This is a watermark of the Rays’ creation, of course, and it’s a scenario Friedman and Maddon had in mind when they began stripping a losing culture together in 2006. Questions that accompany this season will be, in many ways, a worthy test of the pair’s vision, one that has proven among the major league’s savviest despite competing within the sport’s most feared division:
*How will the rotation fill innings left by Shields’ absence? (He threw a team-high 227.2 last year.)
*How will the bullpen evolve without Davis? (He had a career-low 2.43 ERA in 70.1 innings last year.)
*How will veterans Loney and Johnson, Escobar and Hernandez fit?
*What impacts will Myers and Odorizzi have, and will they be worth what was lost to gain them?
“We’re excited by where we ended up in terms of our infield defense, what it’s capable of and how much that can contribute to helping replace the innings that James Shields provided,” Friedman said. “When you’re making outs more efficiently, it helps you eat more innings, which in turn helps keep your bullpen rested. … The way it unfolded, with adding a James Loney, with adding a Yunel Escobar, we feel very, very good about where we ended up — both in terms of what they’re capable of defensively and offensively as well.”
That statement reflects a theme of Friedman and Maddon’s message Tuesday. It went something like this: We’re thankful for what Shields and Davis accomplished for us, but we have faith in the talent at our disposal; this journey is about pieces that make a greater whole, about continuing an attitude of winning by valuing the method over any single part.
That’s not hubris, it’s reality. It’s the right way to approach this season, despite uncertainty post-Shields and Davis. It’s what proven, long-term winners do. It’s how the good become great.
It’s an outlook learned, yes, but also earned. The Rays’ growth under Friedman and Maddon has led to this point: Faith that they can contend for their second AL East title despite not knowing in February how all the pieces, on the mound and elsewhere, will join to make it so.
Of course, work will be required. Defending AL Cy Young Award winner David Price, a left-hander, threw 211 innings last year and likely must toss more. Left-hander Matt Moore had 177.1 innings, right-hander Jeremy Hellickson 177 and right-hander Alex Cobb 136.1. Each must lift a greater load.
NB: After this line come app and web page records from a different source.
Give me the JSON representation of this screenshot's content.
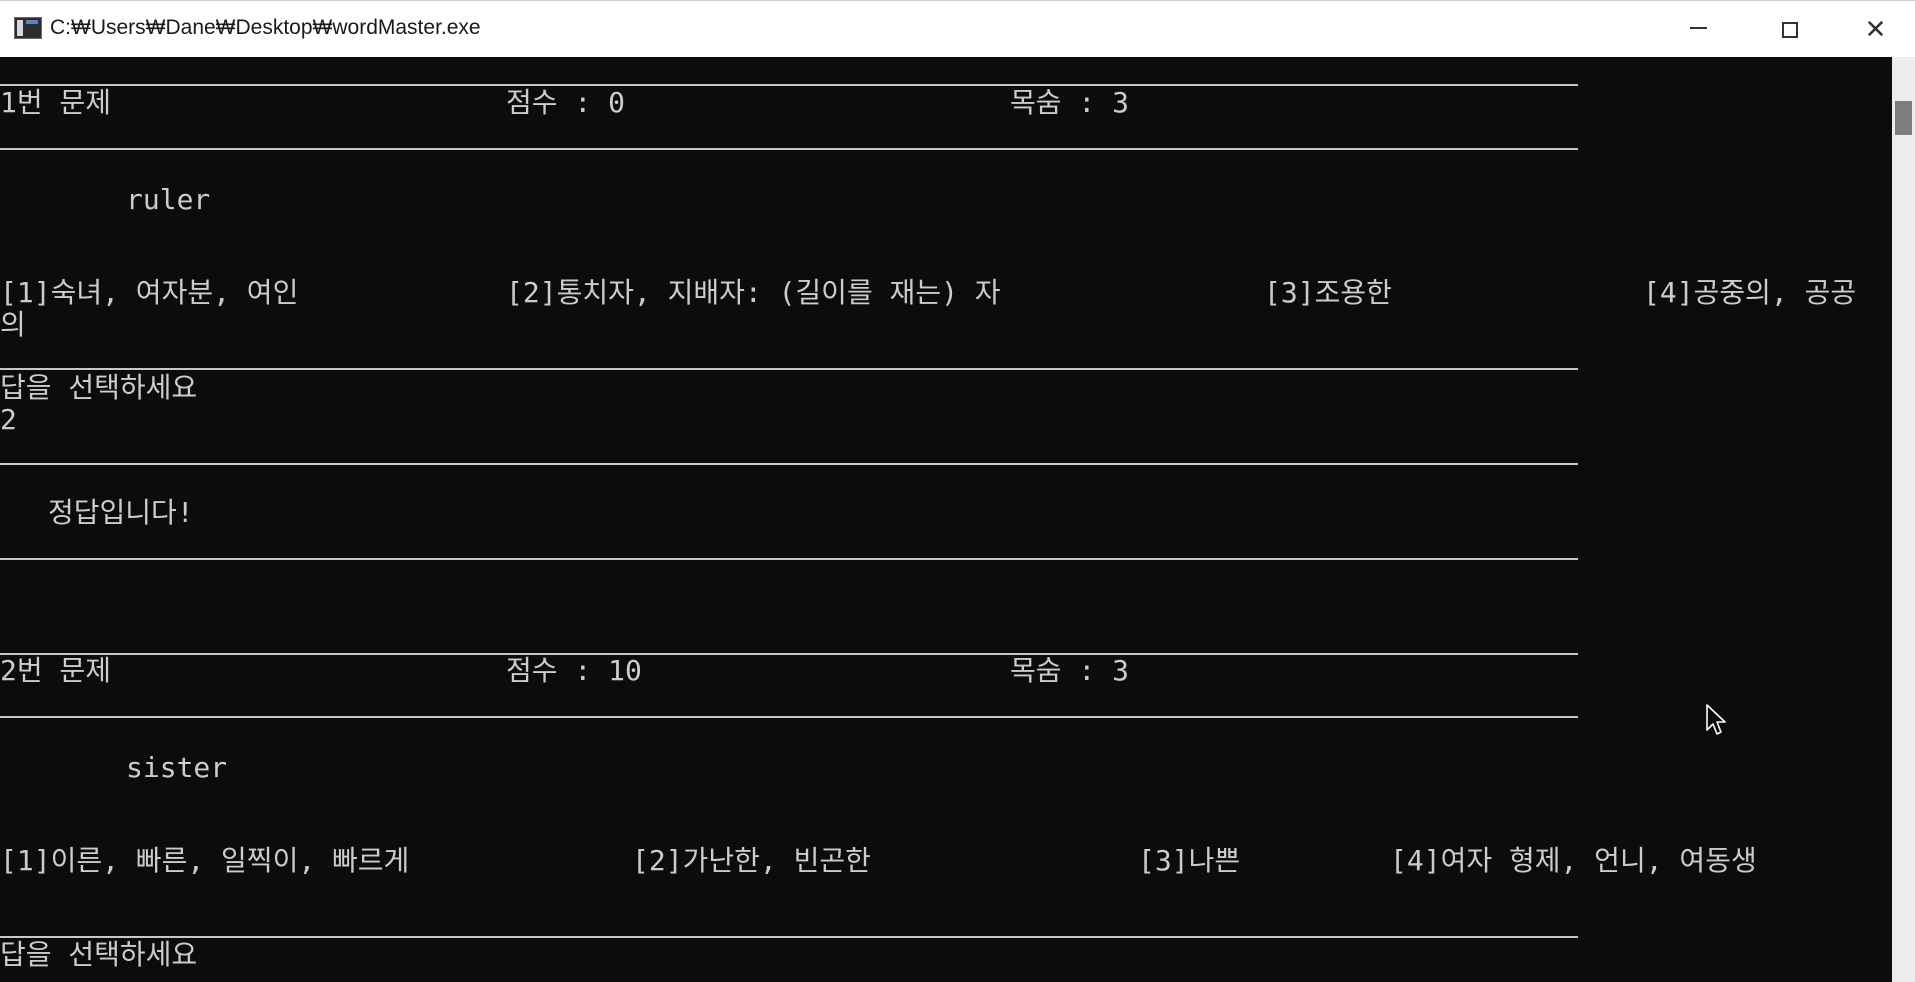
{
  "window": {
    "title": "C:₩Users₩Dane₩Desktop₩wordMaster.exe"
  },
  "console": {
    "q1": {
      "number": "1번 문제",
      "score": "점수 : 0",
      "lives": "목숨 : 3",
      "word": "ruler",
      "options": [
        "[1]숙녀, 여자분, 여인",
        "[2]통치자, 지배자: (길이를 재는) 자",
        "[3]조용한",
        "[4]공중의, 공공"
      ],
      "option_wrap": "의",
      "prompt": "답을 선택하세요",
      "answer": "2",
      "result": "정답입니다!"
    },
    "q2": {
      "number": "2번 문제",
      "score": "점수 : 10",
      "lives": "목숨 : 3",
      "word": "sister",
      "options": [
        "[1]이른, 빠른, 일찍이, 빠르게",
        "[2]가난한, 빈곤한",
        "[3]나쁜",
        "[4]여자 형제, 언니, 여동생"
      ],
      "prompt": "답을 선택하세요"
    }
  }
}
“It’s never easy to replace James Shields,” Maddon said. “My original thought was that the other guys — I don’t like to use the phrase, ‘Pick up their game’ or whatever — I just want them to continue to develop. There are certain guys like Helli (Hellickson) who can pitch more innings. Moore can pitch more innings. The guys we already have are capable of getting deeper and farther into the game and pitch more innings for the entire season just based on experience. … Of course, the last pitcher within the group, whoever that guy may be, is also going to be capable of pitching a lot of innings. So we’re going to pick those innings up somewhere.”
“Somewhere” is a fitting word to frame the Rays’ situation. Somewhere, they’re confident they’ll find an answer for life post-Shields and Davis. Somewhere, they’re confident they’ll discover how to compensate for two valued arms. Somewhere, they’re confident they’ll develop a new identity on the mound and be as effective as before.
For them, fresh starts include familiar expectations. The more things change, the less they actually do.